I’ve made an interesting bilingual discovery with my own children that was confirmed by an expert in child bilingualism. Norma, one of my girls’ amazing preschool teachers, has been helping me out while my husband is away. She is a native Spanish speaker, and I have encouraged her to speak Spanish with the girls. Before she started with us last week, the girls have already impressed me with the many Spanish songs they have learned during “Spanish Time” at their school. I was eager for them to pick up some more Spanish from her. I have also recently started speaking to them in Spanish some, now that they have shown an interest. They no longer angrily reject my speaking any other language but English, which is a fairly new phenomenon. They still laugh hysterically if I say any word in Arabic and refuse to answer me. It makes no sense in their minds why I would ever try to speak it, as that is clearly their father’s language.
Norma commented to me last week that she was amazed and surprised by how quickly the girls have been absorbing Spanish. I replied that it was natural because they are so young. But she corrected me. “None of the other kids have learned it as quickly and many don’t take an interest in it at all.” While of course every parent likes to think this means that their child is obviously just that much smarter, that is, in fact, not the explanation. I suspected their ability to pick up a third language so rapidly was because they are already being raised bilingual.
My suspicion was confirmed by a psychologist and expert in child bilingualism, whom I met at a three-year-old’s birthday party over the weekend. We were chatting about child bilingualism and I shared with her the story of the girls picking up Spanish so rapidly. She affirmed that because they are already bilingual, picking up a third language comes even easier.

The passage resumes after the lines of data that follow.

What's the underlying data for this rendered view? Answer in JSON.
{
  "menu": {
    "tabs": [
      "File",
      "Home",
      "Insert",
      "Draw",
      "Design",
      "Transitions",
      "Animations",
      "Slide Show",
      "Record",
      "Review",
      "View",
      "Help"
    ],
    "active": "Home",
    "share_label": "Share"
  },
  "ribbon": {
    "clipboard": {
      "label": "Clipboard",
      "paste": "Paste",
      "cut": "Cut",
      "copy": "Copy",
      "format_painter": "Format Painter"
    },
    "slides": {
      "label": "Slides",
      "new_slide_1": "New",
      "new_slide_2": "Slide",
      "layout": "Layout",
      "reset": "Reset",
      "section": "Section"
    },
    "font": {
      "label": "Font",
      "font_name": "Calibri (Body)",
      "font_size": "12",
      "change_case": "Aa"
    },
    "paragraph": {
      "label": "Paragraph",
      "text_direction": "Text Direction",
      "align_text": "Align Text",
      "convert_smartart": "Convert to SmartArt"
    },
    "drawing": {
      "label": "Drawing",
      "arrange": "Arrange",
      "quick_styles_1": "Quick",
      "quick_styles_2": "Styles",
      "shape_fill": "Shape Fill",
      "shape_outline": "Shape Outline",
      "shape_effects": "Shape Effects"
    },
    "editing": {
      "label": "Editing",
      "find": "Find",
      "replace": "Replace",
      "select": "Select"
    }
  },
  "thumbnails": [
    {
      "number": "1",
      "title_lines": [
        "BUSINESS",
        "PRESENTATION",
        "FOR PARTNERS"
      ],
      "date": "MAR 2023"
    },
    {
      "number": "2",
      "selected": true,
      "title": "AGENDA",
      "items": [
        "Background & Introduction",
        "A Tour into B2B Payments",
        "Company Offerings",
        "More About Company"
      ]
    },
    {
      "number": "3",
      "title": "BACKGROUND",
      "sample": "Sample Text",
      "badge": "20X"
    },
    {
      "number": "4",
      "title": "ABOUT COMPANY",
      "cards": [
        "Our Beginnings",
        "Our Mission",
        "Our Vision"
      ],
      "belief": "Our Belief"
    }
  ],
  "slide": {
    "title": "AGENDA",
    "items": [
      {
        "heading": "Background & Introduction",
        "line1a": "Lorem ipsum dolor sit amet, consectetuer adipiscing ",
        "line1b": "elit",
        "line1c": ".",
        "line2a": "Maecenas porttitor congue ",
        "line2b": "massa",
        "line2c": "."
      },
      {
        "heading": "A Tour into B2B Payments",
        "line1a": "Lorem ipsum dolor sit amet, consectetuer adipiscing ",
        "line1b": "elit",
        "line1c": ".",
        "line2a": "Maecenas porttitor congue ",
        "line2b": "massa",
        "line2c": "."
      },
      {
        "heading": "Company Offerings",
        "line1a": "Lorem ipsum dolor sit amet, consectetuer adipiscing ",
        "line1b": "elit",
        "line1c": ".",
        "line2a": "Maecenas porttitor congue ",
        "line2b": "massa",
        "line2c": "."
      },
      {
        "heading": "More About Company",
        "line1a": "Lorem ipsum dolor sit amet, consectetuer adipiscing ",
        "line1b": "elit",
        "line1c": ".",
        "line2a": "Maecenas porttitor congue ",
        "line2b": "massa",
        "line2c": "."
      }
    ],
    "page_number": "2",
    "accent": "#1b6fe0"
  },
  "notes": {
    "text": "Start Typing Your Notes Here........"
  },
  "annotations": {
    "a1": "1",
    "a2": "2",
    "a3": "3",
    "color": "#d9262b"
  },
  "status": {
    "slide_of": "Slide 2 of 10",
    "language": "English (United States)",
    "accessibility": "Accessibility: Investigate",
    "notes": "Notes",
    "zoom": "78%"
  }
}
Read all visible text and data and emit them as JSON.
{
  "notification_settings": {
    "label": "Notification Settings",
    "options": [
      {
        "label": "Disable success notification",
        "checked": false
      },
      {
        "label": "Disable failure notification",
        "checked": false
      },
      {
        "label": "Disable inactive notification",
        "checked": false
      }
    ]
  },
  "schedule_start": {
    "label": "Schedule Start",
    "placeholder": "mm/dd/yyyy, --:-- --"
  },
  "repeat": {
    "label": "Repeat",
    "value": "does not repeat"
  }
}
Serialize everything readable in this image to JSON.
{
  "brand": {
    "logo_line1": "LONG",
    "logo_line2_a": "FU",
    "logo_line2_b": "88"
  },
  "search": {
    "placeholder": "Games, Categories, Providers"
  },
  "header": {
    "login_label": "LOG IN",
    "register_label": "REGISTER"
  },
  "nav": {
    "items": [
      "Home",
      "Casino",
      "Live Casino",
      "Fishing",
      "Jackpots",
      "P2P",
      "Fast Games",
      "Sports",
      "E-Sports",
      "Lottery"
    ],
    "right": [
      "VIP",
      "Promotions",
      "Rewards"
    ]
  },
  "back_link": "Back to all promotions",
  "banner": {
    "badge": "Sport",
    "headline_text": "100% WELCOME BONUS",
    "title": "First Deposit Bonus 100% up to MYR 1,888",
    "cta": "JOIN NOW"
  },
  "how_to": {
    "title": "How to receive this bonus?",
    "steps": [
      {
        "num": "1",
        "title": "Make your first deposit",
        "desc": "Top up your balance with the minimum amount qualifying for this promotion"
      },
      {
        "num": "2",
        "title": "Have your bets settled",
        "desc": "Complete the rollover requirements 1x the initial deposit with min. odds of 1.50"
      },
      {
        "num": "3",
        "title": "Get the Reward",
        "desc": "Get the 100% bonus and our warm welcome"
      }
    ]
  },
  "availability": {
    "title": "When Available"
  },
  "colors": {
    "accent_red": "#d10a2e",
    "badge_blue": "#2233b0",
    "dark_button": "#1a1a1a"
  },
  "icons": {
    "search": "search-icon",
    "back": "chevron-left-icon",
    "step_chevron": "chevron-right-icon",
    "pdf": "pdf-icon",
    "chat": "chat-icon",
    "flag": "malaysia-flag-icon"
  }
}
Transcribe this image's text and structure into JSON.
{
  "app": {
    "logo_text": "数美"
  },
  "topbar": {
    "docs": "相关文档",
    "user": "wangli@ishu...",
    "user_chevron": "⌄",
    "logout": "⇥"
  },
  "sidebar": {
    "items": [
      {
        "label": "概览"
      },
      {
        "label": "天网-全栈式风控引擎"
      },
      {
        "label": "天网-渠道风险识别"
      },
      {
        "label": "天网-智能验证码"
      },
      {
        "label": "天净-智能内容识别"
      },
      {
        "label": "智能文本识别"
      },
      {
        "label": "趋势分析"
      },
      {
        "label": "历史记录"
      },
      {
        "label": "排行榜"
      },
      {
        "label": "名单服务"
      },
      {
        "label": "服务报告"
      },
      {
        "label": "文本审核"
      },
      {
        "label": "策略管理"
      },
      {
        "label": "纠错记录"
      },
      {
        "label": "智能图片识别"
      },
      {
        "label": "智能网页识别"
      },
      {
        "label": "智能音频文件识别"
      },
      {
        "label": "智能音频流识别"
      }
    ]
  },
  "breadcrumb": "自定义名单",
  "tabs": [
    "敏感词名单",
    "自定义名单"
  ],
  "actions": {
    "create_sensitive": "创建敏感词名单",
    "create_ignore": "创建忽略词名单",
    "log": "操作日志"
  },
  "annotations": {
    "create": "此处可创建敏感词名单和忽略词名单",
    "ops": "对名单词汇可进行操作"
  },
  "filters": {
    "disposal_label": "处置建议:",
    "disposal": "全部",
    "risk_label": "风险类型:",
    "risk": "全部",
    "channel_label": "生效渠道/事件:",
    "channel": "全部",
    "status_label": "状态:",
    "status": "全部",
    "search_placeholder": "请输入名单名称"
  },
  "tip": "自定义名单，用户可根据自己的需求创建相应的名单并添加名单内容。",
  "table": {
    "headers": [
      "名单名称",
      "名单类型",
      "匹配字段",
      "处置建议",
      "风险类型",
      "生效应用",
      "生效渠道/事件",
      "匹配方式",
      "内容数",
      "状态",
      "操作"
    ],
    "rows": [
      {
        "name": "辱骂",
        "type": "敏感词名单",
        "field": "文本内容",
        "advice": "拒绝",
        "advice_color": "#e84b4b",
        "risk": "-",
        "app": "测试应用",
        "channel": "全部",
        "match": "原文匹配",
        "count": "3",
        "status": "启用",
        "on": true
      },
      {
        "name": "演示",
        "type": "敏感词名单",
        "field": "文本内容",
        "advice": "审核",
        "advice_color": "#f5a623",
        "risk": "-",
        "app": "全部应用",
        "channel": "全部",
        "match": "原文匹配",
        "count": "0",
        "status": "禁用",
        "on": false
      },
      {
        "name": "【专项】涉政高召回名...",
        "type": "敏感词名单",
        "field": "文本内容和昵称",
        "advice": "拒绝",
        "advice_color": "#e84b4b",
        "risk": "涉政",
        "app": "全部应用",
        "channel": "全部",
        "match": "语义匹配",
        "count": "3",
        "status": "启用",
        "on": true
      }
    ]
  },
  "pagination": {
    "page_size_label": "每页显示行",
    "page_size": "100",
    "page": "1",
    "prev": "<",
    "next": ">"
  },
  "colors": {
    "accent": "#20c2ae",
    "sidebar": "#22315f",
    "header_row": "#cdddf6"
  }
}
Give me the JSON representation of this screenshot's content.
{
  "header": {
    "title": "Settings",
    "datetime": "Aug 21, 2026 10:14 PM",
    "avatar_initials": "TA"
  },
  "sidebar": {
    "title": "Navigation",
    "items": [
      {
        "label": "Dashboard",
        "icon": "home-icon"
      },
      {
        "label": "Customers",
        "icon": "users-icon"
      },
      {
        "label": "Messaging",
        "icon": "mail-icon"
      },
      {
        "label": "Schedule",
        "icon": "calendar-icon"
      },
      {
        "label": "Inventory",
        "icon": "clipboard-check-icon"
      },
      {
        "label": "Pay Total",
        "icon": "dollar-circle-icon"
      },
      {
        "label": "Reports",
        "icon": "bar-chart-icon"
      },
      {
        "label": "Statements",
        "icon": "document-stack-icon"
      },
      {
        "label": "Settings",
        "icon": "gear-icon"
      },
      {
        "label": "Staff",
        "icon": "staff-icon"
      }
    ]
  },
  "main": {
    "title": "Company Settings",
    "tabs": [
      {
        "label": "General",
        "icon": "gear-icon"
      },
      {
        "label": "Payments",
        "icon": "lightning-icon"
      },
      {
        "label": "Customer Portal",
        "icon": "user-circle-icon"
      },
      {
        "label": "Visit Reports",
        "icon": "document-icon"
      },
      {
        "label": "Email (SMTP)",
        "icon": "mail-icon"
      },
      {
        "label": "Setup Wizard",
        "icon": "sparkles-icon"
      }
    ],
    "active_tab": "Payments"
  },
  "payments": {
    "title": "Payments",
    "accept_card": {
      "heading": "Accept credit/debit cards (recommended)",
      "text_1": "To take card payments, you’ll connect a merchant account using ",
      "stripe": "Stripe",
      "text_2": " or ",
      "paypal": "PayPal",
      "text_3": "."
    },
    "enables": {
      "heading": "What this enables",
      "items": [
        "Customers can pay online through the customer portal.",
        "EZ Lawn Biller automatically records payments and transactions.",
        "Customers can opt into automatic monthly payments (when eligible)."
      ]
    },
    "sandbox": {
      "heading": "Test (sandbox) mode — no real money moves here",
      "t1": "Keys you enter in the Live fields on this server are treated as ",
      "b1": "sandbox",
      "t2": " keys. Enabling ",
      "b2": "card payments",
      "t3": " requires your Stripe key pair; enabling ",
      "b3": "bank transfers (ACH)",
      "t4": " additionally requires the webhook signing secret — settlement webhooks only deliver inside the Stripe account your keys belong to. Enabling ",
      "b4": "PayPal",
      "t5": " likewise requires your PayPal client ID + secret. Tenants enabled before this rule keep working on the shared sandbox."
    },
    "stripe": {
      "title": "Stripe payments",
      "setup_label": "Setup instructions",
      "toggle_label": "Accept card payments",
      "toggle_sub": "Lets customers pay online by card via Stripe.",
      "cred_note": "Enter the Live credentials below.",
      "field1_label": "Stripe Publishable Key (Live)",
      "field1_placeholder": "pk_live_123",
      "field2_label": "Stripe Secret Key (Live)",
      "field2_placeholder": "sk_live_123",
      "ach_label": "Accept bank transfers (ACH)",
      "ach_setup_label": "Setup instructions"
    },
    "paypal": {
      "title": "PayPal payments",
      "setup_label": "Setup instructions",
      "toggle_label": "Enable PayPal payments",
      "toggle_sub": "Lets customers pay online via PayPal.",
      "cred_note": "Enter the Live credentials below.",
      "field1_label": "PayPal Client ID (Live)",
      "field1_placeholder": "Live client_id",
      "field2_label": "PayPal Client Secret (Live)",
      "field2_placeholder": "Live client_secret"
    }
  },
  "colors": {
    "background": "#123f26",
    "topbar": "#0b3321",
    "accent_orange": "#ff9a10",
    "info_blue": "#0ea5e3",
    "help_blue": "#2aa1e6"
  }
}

I just hired a French babysitter this past weekend. Let’s see how they do with French now! If only I had a child’s brain for languages. It’s amazing how effortless languages are for children. All the more reason why I want them raised in a multilingual environment.